It should be noted also that in addition to the the Global Endurance Legends partnership, Jarrah Venables will also be acting as Peter Auto’s English representative covering all of their events, with a particular focus on the Chantilly Arts & Elegance Richard Mille. Jarrah Venables comments “I am delighted to continue and expand the Global Endurance Legends association with Peter Auto into 2019! Things have come a long way since they very earliest iteration of activities I organised for these cars in 2014 before the days of Global Endurance Legends, something I am very proud of. This has only been possible though due to the enthusiasm and support of the owners and in particular Peter Auto. I’d like to thank Patrick Peter for his willingness to welcome our club into his events, which I have long admired for their quality and style. In addition I am delighted to personally act as their English representative, and can’t wait for their 2019 season of events!”

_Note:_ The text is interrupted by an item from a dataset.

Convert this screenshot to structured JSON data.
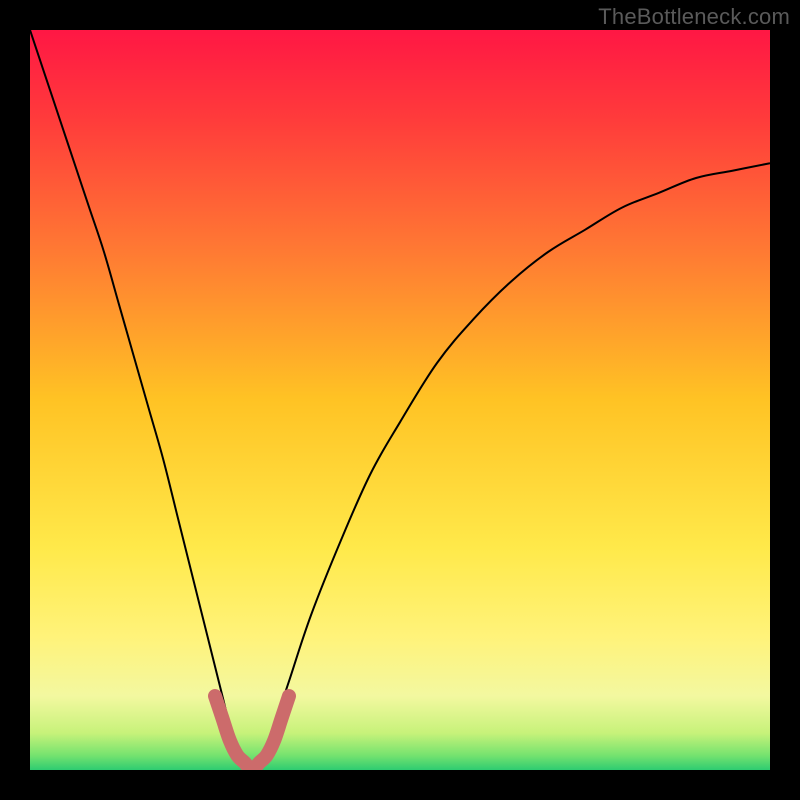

BPR, 25 years on!

It’s worth pointing out that the fact that Global Endurance Legends is gathering momentum resembles a homage to Peter Auto as the organiser made a significant contribution to the history of these cars at the circuits in both the 90s with the BPR (Barth-Peter-Ratel), and the 2000s with the Le Mans Endurance Series.


Eligible cars: Sebring 12 Hours (1994-2010), Daytona 24 Hours (1994-2010), Le Mans 24 Hours (1994-2010), American Le Mans Series (1999-2010), BPR (1994-1996), FIA GT (1997-2009), FIA Sportscar Championship (2001-2003), IMSA (WSC 1993-1998), International Sports Racing Series (1997-2000), Le Mans Endurance Series (2001-2005), Le Mans Series (2006-2010).

Exceptions (ineligible cars): LM P1 and LM P2 after 2005, GT3, Ferrari Challenge, Porsche Supercup & Carrera Cup, Daytona GTD, Daytona Prototypes. 

There will be an invitation class for non-eligible cars in the races


Competitions (Espíritu de Montjuïc, Spa-Classic, Monza Historic):
Free Practice:
 1 x 00:30
 1 x 00:30
 1 x 01:30

Demonstrations (Grand Prix de l’Age d’Or, Dix Mille Tours du Castellet):
Untimed free practice: 3 x 00:40